Using the listing that follows, filter out every line lacking the string "icon" and return the rest.

◆ DATA FOR ANALYSIS
Segment Open

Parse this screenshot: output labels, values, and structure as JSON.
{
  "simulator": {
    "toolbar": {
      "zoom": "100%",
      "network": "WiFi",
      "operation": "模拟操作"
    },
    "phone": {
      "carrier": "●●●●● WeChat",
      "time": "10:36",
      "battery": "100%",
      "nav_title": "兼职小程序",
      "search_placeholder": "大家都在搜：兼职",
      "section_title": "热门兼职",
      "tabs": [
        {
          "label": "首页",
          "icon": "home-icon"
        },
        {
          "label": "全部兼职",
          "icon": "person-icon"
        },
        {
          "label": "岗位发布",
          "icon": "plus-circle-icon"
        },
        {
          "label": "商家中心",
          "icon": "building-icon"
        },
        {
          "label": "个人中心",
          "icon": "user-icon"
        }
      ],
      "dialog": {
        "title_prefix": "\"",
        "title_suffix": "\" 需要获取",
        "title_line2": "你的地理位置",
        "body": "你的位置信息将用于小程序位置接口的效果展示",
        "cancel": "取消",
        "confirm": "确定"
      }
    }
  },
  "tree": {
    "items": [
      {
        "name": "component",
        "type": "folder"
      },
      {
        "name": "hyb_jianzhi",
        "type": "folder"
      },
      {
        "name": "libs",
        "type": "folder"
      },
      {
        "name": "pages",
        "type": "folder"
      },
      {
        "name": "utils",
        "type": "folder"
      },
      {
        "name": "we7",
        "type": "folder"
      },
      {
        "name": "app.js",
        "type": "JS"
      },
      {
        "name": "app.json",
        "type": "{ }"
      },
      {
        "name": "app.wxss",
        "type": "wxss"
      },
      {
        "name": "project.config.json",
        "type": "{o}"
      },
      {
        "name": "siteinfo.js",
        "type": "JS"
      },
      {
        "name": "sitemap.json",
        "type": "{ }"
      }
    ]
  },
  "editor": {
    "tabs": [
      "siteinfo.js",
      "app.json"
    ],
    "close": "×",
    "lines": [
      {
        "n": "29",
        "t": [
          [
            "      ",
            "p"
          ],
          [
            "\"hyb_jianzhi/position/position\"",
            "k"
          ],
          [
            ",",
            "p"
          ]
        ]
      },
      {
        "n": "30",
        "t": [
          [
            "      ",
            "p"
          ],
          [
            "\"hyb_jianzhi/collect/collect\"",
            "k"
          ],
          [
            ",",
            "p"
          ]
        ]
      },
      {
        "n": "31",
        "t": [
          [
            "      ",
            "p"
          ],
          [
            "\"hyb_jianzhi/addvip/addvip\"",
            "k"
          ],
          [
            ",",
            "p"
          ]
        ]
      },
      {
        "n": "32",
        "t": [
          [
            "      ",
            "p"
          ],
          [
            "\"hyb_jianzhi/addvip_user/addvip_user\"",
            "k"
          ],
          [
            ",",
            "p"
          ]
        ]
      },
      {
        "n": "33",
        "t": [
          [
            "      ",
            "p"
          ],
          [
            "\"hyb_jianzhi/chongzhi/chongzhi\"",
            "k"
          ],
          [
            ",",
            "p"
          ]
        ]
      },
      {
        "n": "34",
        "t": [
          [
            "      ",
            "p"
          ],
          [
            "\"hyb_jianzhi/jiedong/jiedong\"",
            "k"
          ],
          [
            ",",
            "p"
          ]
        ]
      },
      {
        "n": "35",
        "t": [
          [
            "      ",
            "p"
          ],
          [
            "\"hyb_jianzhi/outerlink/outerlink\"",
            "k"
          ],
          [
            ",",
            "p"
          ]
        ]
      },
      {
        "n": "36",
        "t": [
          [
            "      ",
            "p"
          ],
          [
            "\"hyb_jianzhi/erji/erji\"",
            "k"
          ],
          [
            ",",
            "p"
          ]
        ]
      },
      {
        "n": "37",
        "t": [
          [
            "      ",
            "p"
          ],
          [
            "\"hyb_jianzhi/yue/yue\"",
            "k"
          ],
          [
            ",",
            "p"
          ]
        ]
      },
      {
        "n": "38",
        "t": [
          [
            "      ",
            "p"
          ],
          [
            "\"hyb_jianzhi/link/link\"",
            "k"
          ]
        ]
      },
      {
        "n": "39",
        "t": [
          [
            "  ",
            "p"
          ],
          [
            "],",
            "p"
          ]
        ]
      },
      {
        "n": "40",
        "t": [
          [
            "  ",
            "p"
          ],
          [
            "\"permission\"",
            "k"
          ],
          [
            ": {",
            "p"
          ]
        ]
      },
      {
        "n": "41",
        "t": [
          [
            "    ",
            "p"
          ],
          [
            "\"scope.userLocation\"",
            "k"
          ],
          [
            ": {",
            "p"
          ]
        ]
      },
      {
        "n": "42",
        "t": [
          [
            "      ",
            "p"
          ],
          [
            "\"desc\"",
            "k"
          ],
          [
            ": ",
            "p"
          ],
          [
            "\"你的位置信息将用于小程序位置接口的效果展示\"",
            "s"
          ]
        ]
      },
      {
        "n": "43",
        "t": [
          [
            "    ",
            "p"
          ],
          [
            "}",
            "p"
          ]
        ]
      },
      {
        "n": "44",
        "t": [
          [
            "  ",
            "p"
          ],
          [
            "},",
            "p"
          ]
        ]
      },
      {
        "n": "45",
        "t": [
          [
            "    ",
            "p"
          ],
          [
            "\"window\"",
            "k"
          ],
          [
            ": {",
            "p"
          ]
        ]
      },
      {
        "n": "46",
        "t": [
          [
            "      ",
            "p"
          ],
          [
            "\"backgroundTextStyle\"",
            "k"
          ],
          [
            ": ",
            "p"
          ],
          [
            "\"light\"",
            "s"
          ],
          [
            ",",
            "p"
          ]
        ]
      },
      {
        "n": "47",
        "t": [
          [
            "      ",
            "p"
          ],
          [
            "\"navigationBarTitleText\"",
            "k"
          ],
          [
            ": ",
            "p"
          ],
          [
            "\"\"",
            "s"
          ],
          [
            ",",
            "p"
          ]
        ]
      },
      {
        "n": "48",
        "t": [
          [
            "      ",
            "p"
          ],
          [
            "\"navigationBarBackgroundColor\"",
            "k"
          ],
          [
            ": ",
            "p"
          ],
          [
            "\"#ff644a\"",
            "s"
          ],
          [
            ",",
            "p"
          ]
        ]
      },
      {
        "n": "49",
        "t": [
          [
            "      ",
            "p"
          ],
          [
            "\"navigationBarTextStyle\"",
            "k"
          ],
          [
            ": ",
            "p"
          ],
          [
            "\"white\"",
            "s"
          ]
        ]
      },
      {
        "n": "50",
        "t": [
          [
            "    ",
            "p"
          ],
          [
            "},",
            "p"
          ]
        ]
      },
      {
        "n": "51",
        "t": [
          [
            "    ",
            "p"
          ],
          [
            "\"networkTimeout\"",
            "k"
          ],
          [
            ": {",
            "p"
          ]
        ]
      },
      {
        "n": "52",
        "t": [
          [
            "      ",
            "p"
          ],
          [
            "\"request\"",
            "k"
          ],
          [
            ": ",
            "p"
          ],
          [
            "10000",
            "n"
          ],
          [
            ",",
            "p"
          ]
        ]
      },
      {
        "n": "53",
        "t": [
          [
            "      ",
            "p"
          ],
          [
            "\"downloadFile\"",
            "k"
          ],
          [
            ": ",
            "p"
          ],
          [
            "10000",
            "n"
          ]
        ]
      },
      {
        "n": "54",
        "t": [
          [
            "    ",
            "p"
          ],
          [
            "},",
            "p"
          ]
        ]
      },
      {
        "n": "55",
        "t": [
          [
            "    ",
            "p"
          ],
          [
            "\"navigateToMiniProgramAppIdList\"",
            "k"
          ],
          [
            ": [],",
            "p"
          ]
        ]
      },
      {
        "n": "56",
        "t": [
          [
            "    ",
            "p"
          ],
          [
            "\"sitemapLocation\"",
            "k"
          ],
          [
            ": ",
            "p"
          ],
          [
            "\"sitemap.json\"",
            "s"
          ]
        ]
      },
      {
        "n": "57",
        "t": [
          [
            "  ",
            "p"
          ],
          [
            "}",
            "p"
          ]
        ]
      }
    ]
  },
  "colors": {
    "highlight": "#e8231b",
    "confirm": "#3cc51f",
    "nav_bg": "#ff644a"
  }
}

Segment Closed

◆ WRITTEN RESPONSE
          "icon": "home-icon"
          "icon": "person-icon"
          "icon": "plus-circle-icon"
          "icon": "building-icon"
          "icon": "user-icon"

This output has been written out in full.